■ **Required action**: A faithful copy of the data, pictures omitted, is the required answer.

### Supplied material ###

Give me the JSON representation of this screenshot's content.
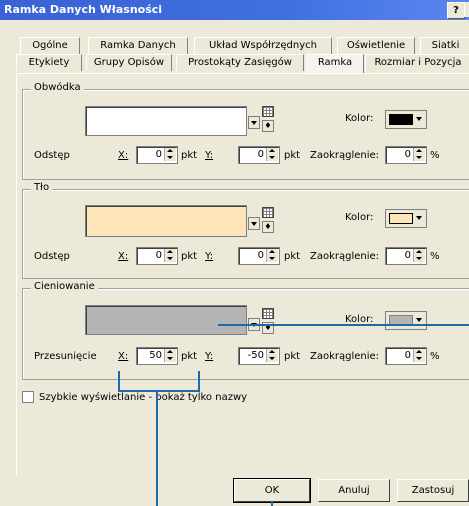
{
  "window": {
    "title": "Ramka Danych Własności",
    "help": "?"
  },
  "tabs_row1": [
    "Ogólne",
    "Ramka Danych",
    "Układ Współrzędnych",
    "Oświetlenie",
    "Siatki"
  ],
  "tabs_row2": [
    "Etykiety",
    "Grupy Opisów",
    "Prostokąty Zasięgów",
    "Ramka",
    "Rozmiar i Pozycja"
  ],
  "active_tab": "Ramka",
  "obwodka": {
    "legend": "Obwódka",
    "kolor_label": "Kolor:",
    "kolor_value": "#000000",
    "odstep_label": "Odstęp",
    "x_label": "X:",
    "x_value": "0",
    "unit1": "pkt",
    "y_label": "Y:",
    "y_value": "0",
    "unit2": "pkt",
    "zaokr_label": "Zaokrąglenie:",
    "zaokr_value": "0",
    "percent": "%"
  },
  "tlo": {
    "legend": "Tło",
    "preview_color": "#ffe6b8",
    "kolor_label": "Kolor:",
    "kolor_value": "#ffe6b8",
    "odstep_label": "Odstęp",
    "x_label": "X:",
    "x_value": "0",
    "unit1": "pkt",
    "y_label": "Y:",
    "y_value": "0",
    "unit2": "pkt",
    "zaokr_label": "Zaokrąglenie:",
    "zaokr_value": "0",
    "percent": "%"
  },
  "cieniowanie": {
    "legend": "Cieniowanie",
    "preview_color": "#b4b4b4",
    "kolor_label": "Kolor:",
    "kolor_value": "#b4b4b4",
    "przes_label": "Przesunięcie",
    "x_label": "X:",
    "x_value": "50",
    "unit1": "pkt",
    "y_label": "Y:",
    "y_value": "-50",
    "unit2": "pkt",
    "zaokr_label": "Zaokrąglenie:",
    "zaokr_value": "0",
    "percent": "%"
  },
  "checkbox": {
    "label": "Szybkie wyświetlanie - pokaż tylko nazwy",
    "checked": false
  },
  "buttons": {
    "ok": "OK",
    "cancel": "Anuluj",
    "apply": "Zastosuj"
  },
  "colors": {
    "callout": "#1e6aa8",
    "titlebar": "#3a62d4"
  }
}
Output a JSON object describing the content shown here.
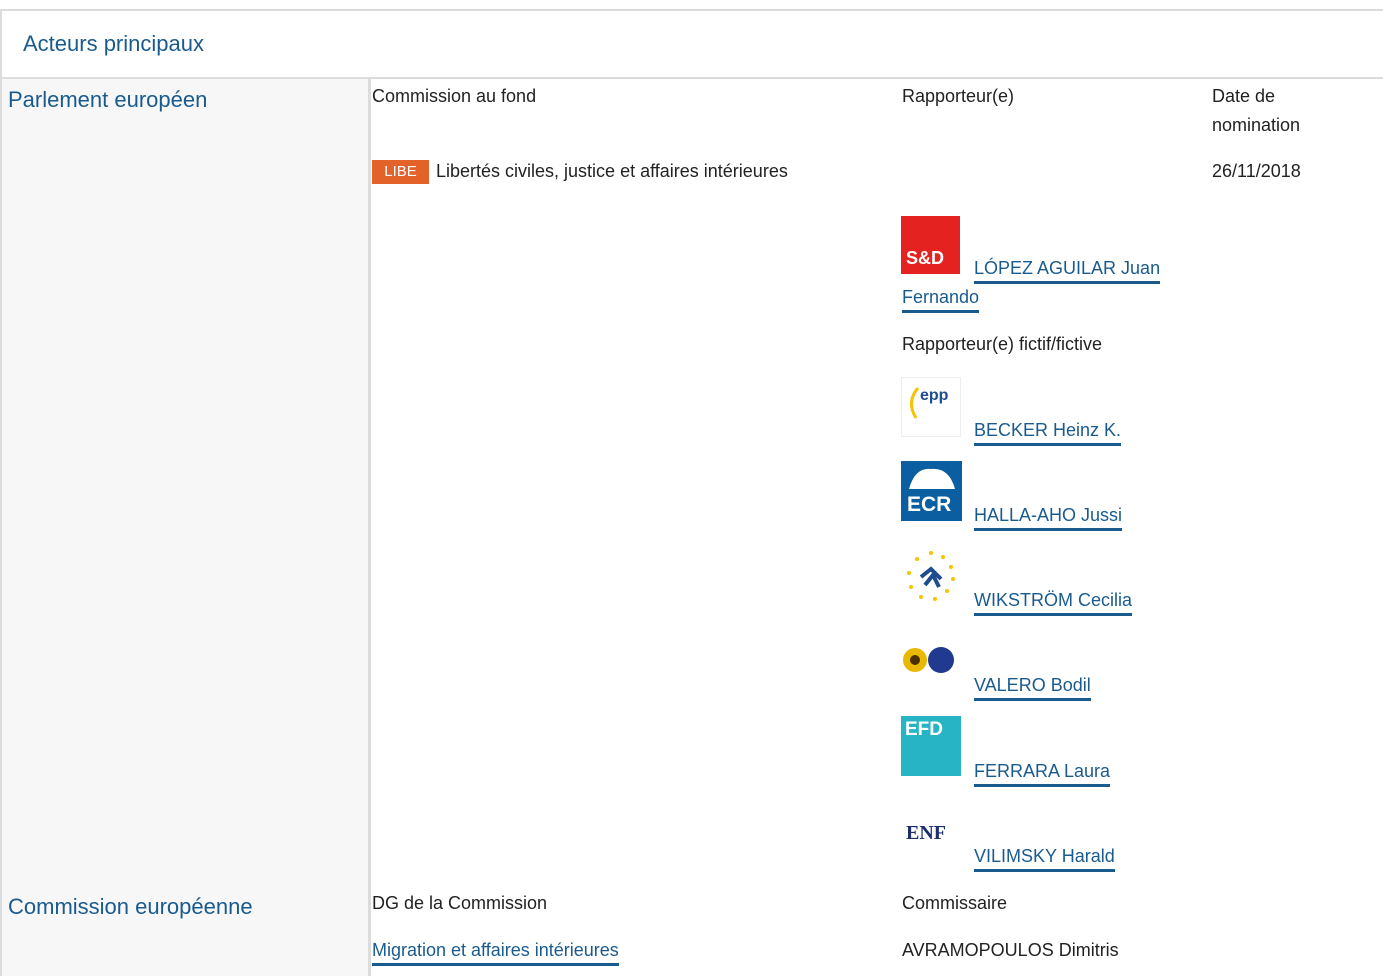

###

■ **Worked solution**:
Give me the JSON representation of this screenshot's content.
{
  "window": {
    "title": "Ramka Danych Własności",
    "help": "?"
  },
  "tabs_row1": [
    "Ogólne",
    "Ramka Danych",
    "Układ Współrzędnych",
    "Oświetlenie",
    "Siatki"
  ],
  "tabs_row2": [
    "Etykiety",
    "Grupy Opisów",
    "Prostokąty Zasięgów",
    "Ramka",
    "Rozmiar i Pozycja"
  ],
  "active_tab": "Ramka",
  "obwodka": {
    "legend": "Obwódka",
    "kolor_label": "Kolor:",
    "kolor_value": "#000000",
    "odstep_label": "Odstęp",
    "x_label": "X:",
    "x_value": "0",
    "unit1": "pkt",
    "y_label": "Y:",
    "y_value": "0",
    "unit2": "pkt",
    "zaokr_label": "Zaokrąglenie:",
    "zaokr_value": "0",
    "percent": "%"
  },
  "tlo": {
    "legend": "Tło",
    "preview_color": "#ffe6b8",
    "kolor_label": "Kolor:",
    "kolor_value": "#ffe6b8",
    "odstep_label": "Odstęp",
    "x_label": "X:",
    "x_value": "0",
    "unit1": "pkt",
    "y_label": "Y:",
    "y_value": "0",
    "unit2": "pkt",
    "zaokr_label": "Zaokrąglenie:",
    "zaokr_value": "0",
    "percent": "%"
  },
  "cieniowanie": {
    "legend": "Cieniowanie",
    "preview_color": "#b4b4b4",
    "kolor_label": "Kolor:",
    "kolor_value": "#b4b4b4",
    "przes_label": "Przesunięcie",
    "x_label": "X:",
    "x_value": "50",
    "unit1": "pkt",
    "y_label": "Y:",
    "y_value": "-50",
    "unit2": "pkt",
    "zaokr_label": "Zaokrąglenie:",
    "zaokr_value": "0",
    "percent": "%"
  },
  "checkbox": {
    "label": "Szybkie wyświetlanie - pokaż tylko nazwy",
    "checked": false
  },
  "buttons": {
    "ok": "OK",
    "cancel": "Anuluj",
    "apply": "Zastosuj"
  },
  "colors": {
    "callout": "#1e6aa8",
    "titlebar": "#3a62d4"
  }
}
Output a JSON object describing the content shown here.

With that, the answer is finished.